After almost 150 days on the picket lines, the WGA Strike may be coming to an end, as the WGA has reached a tentative agreement with the Alliance of Motion Picture and Television Producers on a new labor contract, according to TheWrap.
- The details of the agreement have yet to be made public, with the WGA board expected to vote on the new contract this Tuesday, if the contract language is completed by then.
- With a deal potentially going through, all WGA picket lines have been suspended, however writers are still officially on strike until authorized to return to work by the guild.
- The tentative deal came after talks resumed between the guild and AMPTP on Wednesday, a restart that was preceded by nearly a month of stalled negotiations and finger-pointing between the two sides as to who should make the next counterproposal.
- Escalating financial pressure and urging from showrunners brought both sides back to the table for a deal that provides “meaningful gains and protections for writers in every sector of the membership.”
- Four studio CEOs — Disney’s Bob Iger, NBCUniversal’s Donna Langley, Netflix’s Ted Sarandos and Warner Bros. Discovery’s David Zaslav — were present throughout the first three days of negotiations at the AMPTP’s Sherman Oaks headquarters.
- In its memo, WGA encouraged members who are able to join SAG-AFTRA’s strike picket lines in solidarity.
- Focus will turn to the SAG-AFTRA strike next, where negotiations are expected to happen quickly.
What They’re Saying:
- From the memo to WGA members: “What we have won in this contract — most particularly, everything we have gained since May 2 — is due to the willingness of this membership to exercise its power, to demonstrate its solidarity, to walk side-by-side, to endure the pain and uncertainty of the past 146 days. It is the leverage generated by your strike, in concert with the extraordinary support of our union siblings, that finally brought the companies back to the table to make a deal.”

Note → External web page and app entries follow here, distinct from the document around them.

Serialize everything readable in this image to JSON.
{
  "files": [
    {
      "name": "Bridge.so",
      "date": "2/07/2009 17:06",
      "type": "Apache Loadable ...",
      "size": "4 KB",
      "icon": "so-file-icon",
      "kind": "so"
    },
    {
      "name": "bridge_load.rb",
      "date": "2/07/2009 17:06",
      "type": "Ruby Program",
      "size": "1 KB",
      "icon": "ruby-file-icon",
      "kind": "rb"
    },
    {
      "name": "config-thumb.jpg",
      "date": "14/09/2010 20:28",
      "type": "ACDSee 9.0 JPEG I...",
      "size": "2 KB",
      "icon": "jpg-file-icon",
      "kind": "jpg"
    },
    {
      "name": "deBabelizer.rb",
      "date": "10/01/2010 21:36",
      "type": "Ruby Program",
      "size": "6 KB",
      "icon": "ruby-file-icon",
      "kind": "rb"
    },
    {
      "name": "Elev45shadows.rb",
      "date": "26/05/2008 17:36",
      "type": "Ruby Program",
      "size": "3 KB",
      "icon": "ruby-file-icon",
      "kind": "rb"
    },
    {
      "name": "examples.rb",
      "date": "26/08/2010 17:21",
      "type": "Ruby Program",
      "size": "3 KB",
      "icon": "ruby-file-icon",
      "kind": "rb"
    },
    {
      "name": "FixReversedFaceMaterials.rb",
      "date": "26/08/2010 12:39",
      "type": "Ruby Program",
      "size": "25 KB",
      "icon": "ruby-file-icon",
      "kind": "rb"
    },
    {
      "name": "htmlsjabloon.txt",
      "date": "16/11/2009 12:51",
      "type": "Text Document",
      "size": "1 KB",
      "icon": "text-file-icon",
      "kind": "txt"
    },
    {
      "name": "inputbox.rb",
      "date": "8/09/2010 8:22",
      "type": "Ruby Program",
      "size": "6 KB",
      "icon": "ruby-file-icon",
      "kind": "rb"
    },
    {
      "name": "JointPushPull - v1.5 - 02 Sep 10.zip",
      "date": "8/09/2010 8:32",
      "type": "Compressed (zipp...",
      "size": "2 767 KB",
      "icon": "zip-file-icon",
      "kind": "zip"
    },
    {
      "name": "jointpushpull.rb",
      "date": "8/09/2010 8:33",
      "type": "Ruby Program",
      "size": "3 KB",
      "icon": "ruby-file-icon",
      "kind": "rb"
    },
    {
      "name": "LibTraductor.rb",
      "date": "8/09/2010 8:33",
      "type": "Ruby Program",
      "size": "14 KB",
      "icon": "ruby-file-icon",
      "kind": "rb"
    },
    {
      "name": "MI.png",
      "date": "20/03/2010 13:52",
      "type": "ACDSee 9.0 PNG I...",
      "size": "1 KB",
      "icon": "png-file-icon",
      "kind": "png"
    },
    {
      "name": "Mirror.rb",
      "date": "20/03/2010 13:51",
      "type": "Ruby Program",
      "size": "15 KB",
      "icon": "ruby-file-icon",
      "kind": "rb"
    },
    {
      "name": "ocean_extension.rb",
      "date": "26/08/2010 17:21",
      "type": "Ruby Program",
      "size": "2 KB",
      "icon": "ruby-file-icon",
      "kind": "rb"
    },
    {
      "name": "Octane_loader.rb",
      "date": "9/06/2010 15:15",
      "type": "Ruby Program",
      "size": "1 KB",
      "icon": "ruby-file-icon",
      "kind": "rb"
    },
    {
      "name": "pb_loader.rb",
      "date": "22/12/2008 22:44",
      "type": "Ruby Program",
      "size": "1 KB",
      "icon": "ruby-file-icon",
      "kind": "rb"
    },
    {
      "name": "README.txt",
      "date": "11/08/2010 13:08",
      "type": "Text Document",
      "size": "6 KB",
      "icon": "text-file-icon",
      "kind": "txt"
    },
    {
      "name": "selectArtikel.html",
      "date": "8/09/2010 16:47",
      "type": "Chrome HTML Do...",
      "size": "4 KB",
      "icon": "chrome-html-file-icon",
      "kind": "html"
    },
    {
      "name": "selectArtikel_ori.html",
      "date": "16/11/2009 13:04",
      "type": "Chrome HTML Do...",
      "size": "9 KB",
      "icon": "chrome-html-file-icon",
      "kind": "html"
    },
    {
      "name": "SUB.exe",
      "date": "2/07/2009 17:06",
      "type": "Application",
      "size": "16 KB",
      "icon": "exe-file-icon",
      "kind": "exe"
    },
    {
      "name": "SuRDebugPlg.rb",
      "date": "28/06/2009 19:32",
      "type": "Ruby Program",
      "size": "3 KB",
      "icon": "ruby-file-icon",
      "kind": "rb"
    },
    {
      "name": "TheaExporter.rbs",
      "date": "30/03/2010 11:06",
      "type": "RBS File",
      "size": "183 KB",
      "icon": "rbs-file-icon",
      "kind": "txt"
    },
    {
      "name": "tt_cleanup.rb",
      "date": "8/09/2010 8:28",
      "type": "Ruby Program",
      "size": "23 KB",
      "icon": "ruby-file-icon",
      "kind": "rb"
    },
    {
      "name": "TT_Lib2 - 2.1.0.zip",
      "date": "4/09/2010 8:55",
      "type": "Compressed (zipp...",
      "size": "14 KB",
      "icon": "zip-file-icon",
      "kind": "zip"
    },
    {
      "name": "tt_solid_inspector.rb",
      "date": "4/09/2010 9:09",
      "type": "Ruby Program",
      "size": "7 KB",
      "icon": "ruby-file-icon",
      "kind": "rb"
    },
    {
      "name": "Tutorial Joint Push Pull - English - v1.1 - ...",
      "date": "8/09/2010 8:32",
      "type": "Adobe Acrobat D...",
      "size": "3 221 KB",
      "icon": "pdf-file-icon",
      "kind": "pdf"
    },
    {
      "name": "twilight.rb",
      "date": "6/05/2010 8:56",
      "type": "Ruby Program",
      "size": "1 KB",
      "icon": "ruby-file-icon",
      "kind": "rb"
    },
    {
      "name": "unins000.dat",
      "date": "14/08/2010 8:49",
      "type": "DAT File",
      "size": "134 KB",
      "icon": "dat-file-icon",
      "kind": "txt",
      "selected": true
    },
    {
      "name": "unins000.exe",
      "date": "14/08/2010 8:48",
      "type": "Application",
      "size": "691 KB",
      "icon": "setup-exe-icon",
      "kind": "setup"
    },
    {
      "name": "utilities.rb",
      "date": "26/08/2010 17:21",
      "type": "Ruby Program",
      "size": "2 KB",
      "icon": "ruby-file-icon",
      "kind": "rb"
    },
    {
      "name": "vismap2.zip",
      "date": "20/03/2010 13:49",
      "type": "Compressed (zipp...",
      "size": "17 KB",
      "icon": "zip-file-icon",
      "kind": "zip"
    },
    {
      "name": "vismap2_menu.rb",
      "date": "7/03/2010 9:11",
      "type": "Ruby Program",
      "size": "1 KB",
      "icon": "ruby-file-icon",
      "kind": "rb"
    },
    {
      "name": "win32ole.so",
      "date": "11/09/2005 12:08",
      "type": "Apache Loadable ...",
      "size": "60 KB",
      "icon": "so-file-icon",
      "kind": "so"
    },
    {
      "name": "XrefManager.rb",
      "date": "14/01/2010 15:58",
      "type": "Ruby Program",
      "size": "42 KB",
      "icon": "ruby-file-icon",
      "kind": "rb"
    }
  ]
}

- “Though we are eager to share the details of what has been achieved with you, we cannot do that until the last ‘i’ is dotted. To do so would complicate our ability to finish the job. So, as you have been patient with us before, we ask you to be patient again — one last time.”